--- START ---
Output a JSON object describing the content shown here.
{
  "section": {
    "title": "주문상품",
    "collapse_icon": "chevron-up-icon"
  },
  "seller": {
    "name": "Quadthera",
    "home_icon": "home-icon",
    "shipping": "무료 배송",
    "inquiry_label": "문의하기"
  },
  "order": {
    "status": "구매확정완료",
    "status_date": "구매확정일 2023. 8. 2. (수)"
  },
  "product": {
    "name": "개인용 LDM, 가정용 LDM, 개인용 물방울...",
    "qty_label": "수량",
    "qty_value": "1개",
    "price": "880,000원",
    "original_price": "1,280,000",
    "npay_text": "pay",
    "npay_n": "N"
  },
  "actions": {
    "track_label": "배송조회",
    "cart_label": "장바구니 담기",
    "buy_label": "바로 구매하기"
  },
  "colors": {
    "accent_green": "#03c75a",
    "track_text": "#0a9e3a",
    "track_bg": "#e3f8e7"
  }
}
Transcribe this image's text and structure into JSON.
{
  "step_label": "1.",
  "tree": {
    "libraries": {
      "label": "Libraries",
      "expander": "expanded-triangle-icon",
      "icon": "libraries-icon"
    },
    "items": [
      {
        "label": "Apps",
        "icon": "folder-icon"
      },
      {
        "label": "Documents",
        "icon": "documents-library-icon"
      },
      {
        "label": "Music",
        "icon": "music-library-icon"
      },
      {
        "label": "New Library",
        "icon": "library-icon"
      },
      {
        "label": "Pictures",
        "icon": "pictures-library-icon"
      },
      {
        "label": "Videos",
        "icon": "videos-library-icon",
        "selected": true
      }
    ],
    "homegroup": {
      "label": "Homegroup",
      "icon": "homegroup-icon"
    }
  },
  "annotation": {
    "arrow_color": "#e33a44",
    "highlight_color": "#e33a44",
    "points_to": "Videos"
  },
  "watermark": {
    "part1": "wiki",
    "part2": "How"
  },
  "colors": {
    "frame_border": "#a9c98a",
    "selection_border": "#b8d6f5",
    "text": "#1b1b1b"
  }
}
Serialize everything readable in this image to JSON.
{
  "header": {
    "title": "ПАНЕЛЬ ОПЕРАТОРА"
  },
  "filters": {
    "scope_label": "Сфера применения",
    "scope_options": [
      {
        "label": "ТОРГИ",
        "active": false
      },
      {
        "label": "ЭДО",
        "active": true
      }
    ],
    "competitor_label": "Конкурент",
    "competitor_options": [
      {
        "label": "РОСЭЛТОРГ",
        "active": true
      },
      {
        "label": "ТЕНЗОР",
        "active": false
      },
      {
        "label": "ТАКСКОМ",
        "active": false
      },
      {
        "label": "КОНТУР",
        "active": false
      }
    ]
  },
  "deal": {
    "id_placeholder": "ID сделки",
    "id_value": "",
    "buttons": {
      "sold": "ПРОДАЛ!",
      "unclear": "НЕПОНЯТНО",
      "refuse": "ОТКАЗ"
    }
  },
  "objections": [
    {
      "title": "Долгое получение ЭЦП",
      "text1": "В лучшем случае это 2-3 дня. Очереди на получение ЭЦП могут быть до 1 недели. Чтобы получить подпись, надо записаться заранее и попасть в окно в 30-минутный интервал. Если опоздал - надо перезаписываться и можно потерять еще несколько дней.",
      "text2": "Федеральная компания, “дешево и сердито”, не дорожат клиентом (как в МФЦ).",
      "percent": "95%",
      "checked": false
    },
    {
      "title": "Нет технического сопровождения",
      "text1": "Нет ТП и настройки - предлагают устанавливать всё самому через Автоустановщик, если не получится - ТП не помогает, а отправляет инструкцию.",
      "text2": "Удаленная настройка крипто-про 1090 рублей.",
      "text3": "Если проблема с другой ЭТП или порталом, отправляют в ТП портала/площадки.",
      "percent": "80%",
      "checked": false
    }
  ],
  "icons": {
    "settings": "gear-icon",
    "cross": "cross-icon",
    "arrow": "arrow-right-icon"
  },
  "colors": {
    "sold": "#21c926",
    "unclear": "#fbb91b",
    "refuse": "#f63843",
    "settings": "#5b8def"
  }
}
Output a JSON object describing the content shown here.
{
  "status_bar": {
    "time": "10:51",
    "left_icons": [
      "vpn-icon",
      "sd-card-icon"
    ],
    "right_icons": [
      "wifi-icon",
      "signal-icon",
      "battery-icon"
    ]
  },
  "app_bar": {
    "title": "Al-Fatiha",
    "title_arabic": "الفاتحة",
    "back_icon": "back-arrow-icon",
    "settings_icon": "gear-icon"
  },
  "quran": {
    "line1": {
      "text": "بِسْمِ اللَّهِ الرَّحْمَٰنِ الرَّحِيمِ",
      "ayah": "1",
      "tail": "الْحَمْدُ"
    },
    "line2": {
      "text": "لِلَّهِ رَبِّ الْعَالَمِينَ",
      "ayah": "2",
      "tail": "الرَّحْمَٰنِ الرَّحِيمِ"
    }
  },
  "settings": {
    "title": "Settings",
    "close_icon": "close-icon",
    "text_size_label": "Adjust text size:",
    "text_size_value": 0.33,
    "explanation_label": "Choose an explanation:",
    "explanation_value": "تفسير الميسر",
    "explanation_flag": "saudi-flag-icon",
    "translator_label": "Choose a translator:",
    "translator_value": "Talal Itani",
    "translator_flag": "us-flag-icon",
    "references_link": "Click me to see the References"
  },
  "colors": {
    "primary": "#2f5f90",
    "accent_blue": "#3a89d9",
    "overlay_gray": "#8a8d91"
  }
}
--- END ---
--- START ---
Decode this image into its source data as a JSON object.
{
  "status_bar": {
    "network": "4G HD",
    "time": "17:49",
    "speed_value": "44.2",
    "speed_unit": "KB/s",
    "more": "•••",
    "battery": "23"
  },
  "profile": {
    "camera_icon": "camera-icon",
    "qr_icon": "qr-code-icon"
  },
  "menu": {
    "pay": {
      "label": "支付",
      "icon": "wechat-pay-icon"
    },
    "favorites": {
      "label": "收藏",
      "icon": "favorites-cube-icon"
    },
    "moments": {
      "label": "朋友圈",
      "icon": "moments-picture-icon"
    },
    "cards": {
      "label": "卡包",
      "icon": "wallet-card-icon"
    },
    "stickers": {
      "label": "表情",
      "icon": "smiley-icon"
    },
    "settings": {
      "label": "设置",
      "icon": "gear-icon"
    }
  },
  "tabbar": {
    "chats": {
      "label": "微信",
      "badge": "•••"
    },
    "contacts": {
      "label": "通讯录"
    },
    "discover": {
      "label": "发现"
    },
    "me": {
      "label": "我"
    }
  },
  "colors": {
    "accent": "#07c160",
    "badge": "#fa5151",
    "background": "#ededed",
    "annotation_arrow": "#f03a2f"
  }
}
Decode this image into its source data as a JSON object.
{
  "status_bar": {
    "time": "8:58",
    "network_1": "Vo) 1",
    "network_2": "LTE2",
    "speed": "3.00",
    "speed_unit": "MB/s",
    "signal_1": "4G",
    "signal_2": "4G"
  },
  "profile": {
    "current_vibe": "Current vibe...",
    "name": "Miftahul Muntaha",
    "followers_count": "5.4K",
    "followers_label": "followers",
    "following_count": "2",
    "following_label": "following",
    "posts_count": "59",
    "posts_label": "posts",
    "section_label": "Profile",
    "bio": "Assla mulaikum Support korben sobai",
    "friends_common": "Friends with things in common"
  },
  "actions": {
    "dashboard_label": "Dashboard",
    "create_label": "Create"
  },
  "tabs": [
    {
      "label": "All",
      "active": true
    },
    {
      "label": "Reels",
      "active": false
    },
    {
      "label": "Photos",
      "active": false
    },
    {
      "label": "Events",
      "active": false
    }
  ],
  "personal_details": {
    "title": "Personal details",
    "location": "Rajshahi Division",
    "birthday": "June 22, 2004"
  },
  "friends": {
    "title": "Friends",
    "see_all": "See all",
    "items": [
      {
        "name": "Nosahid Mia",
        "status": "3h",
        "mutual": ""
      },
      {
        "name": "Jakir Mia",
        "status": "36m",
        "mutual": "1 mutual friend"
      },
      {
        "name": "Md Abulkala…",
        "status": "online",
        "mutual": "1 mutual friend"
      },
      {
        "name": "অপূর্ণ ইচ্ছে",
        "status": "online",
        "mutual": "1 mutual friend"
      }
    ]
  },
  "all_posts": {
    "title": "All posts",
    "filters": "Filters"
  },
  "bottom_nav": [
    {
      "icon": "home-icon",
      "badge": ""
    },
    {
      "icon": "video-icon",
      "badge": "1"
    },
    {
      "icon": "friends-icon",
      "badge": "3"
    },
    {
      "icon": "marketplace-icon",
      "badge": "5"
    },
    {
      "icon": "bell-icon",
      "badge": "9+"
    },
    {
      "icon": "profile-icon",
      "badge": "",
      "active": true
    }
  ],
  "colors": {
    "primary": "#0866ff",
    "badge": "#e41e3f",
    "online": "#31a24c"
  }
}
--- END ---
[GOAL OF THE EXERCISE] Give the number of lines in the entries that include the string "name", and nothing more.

[OUTPUT BELOW] 7